Olaudah EquianoFeb 1, 2007 - Apr 15, 2007
This year marks the two-hundredth anniversary of the Abolition of the transatlantic slave trade. In March 1807, both the British Parliament and the U.S. Congress passed legislation prohibiting the trade. The British act took effect almost immediately, from May 1, 1807, while the U.S. act took effect from January 1, 1808 (the first date allowable under Article I, section 9, of the Constitution). One factor in changing opinion about slavery was the publication of writings by African authors. This exhibit features recently-acquired early editions of three eighteenth-century African writers: * Ignatius Sancho (1729-1780), the only African to vote in a British parliamentary election in the period; * Phillis Wheatley (1753-1784), the Boston poet; and * Olaudah Equiano (1745-1797). Equiano’s autobiography The Interesting Narrative of the Life of Olaudah Equiano, or Gustavus Vassa, the African, Written by Himself (London, 1789) went through nine British editions in only five years and another eight editions in the early nineteenth-century. Among subscribers listed in Equiano’s book is Thomas Cooper, of Manchester, second president of South Carolina College, after whom the library is named.
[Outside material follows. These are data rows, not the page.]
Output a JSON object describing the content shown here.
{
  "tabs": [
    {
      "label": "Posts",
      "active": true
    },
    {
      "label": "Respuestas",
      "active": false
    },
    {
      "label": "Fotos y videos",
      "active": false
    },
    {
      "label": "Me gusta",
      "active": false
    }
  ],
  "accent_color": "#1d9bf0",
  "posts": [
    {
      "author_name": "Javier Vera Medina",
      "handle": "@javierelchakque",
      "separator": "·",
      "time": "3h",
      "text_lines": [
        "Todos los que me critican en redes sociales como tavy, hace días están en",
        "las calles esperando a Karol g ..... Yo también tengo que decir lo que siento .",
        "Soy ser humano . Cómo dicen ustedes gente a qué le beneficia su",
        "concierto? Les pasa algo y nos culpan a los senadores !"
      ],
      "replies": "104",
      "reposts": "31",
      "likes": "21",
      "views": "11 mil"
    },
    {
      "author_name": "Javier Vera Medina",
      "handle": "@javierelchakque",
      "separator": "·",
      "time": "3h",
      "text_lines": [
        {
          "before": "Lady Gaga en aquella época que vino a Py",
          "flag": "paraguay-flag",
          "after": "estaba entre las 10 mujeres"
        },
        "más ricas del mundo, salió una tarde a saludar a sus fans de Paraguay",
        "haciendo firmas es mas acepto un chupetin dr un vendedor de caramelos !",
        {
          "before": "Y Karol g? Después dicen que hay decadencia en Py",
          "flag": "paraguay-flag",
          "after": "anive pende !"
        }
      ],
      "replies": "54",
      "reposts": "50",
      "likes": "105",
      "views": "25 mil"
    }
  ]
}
With these writings are displayed contemporary sources on the Atlantic slave trade and slavery in the century before abolition (including an engraving by William Blake), contemporary responses to the writings of the three authors (including Thomas Jefferson’s comments on Wheatley and Sancho, a 1789 review of the first edition of Equiano, and a French commentary on his work from 1808), and published documents from British parliamentary investigations and debates. Especially notable among these is an 1808 engraving of Thomas Clarkson’s well-known plan showing how slaves were packed into the ships for the Middle Passage. All the materials on display come from Thomas Cooper Library’s Department of Rare Books & Special Collections, and many of them have been in the collections since soon after their original publication. Recent acquisitions have been made possible by generous gifts through the library’s Treasures Acquisitions Program (TAP).